Debbie lurched the vehicle to a halt between the pit bull and Cathy. We flung open the door on the side opposite the dog, pulled everyone on board and slammed it shut before the pit bull could get around the SUV.
As Debbie pulled away, she paused, worried about hitting the pit bull, who had now turned his attention to the moving wheels and shiny chrome bumpers. But Jason and I urged her onward. At that point, I could have cared less about hitting the animal.


After turning a corner and heading toward our house, Debbie checked the rear-view mirror. “He’s following us! He’s not giving up!” But the SUV finally left him behind, and we got safely to our house in a couple of minutes. Effusive thanks to Debbie, Jason and their boy.
Once inside, we checked the dogs for damage. Incredibly, there were no bloody wounds, though our shepherd was exhausted. He took up his place by the front door (Aussies always guard the perimeter) and settled in for a long rest.
I was shaken but otherwise fine. It was Cathy who had been bitten on the ankle when she first tried to step in between the dogs. She’d intercepted a nasty chomp aimed across her path. So, we were off to the emergency room, but the wound, though it caused painful swelling for a few hours, was not a deep one. Next day, she could walk on it with no problem.

Looking Back

What does all this have to with the power of the mind to heal depression?
John McManamy said about one of his videos that it was a play on the Zen koan: When attacked by a mountain lion, eat a bowl of strawberries. (John chose peanut butter.) I guess that means when things are obviously beyond your control, don’t sweat it. My wife and I, however, are among the UnZen and believe there are some disadvantages in the strawberry strategy.
It had been the brain’s fight-or-flight response rather than meditative calm that took over during our run-in with the pit bull. While that may seem obvious, the response did more than help us get through a struggle. It shut off everything else that might distract body and mind from the immediate crisis.
Depressed mood? Gone.
Negative thoughts? Not one.
Poor self-esteem? What’s that?
Indifference? No way.
Irritability? Isolation from your partner? Lack of mental focus?
All the symptoms disappear. At those times, the mind has one focus and is totally immersed in the actions needed for that moment.
In a way, it’s the flip side of mindfulness. Attention is a pure fire in the moment and moves your thoughts and body as fast as possible to act in the face of physical threat.
The same thing happens to me during other deeply engaging experiences – being in the creative “flow” when I’m working well or really connecting with people or physically pushing my limits in hard labor or exercise.
If only we could summon that power of attention and energy in the midst of depression, we’d have the best antidepressant of all – the mind’s own resources for healing.

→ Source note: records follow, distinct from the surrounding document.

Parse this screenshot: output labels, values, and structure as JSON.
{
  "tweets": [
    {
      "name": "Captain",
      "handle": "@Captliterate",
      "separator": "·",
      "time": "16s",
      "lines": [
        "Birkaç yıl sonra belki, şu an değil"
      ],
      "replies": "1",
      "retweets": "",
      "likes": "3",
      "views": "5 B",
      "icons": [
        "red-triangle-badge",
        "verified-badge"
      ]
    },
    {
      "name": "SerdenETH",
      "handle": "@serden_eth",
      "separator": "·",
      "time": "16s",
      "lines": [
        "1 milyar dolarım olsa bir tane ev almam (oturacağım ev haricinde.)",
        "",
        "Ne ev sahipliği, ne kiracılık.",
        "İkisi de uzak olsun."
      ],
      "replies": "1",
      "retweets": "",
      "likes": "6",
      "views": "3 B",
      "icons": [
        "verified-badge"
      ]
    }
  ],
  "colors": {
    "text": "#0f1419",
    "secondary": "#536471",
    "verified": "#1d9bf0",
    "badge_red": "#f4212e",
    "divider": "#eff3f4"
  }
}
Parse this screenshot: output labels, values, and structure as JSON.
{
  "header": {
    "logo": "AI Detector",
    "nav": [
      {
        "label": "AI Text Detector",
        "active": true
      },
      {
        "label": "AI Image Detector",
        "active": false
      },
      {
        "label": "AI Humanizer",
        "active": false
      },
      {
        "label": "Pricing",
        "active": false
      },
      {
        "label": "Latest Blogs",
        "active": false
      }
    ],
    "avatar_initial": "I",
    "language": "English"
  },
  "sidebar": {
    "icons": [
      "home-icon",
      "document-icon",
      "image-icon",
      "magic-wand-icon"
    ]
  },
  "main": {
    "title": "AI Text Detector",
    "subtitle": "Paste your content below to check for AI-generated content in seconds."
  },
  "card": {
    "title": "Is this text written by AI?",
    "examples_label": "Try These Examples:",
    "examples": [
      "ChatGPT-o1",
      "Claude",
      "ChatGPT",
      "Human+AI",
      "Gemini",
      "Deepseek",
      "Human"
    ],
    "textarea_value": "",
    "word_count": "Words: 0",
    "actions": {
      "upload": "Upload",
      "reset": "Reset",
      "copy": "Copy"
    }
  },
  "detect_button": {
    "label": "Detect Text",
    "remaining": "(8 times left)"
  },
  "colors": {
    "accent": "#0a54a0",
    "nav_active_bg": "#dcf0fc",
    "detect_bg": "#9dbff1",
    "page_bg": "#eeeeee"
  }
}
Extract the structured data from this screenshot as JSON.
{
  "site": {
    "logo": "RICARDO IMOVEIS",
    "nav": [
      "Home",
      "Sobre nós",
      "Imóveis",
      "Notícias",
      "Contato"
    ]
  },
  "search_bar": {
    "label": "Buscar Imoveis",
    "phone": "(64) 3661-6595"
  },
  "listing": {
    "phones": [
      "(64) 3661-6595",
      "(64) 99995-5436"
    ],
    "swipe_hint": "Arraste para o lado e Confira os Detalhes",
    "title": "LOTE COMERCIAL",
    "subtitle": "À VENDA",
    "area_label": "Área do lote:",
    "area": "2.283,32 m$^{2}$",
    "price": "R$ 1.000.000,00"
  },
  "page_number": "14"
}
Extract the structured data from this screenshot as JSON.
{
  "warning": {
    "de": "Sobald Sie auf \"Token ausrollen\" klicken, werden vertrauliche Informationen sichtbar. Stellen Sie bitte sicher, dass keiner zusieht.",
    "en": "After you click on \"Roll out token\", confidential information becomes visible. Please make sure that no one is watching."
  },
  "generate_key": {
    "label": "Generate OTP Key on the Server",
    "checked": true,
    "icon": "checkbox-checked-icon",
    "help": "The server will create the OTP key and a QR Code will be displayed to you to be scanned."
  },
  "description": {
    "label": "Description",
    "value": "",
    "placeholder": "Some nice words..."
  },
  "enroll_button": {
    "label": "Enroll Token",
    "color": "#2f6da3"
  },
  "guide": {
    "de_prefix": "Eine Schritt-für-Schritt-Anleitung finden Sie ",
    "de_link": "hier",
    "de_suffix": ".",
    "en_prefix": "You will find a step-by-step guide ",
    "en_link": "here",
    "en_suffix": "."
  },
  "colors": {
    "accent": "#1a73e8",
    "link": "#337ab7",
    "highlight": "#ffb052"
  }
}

Storied Mind – Recover Life from Depression

Read online


I hope you enjoyed reading this article.  It is an amazing story, and really gives us something to think about.  Not saying that we have control over Depression, but apparently our mind does.

Have an awesome day!

Priscilla, Cliff’s Mom  😉


Do you have a favorite recipe?

Do you have a favorite recipe? If so, would you mind sharing it with us?

I am gathering recipes for our 1st Annual Cook Book! We will use this as a fundraiser, but we will need the help of all our friends to put together the best darn Cook Book around!

Please send your recipes to Priscilla email: [email protected]

God Bless you, and have an amazing Holiday Season! 😉

Priscilla, Cliff’s Mom

Meet Zach….

Meet Zach……

You are not alone. If you are in crisis…..get help! Call 1-800-273 TALK (1-800-273-8255) Go online at http://SuicidePreventionLifeLine.org or Chat online at http://CrisisChat.org

God Bless!

Priscilla, Cliff’s Mom 😉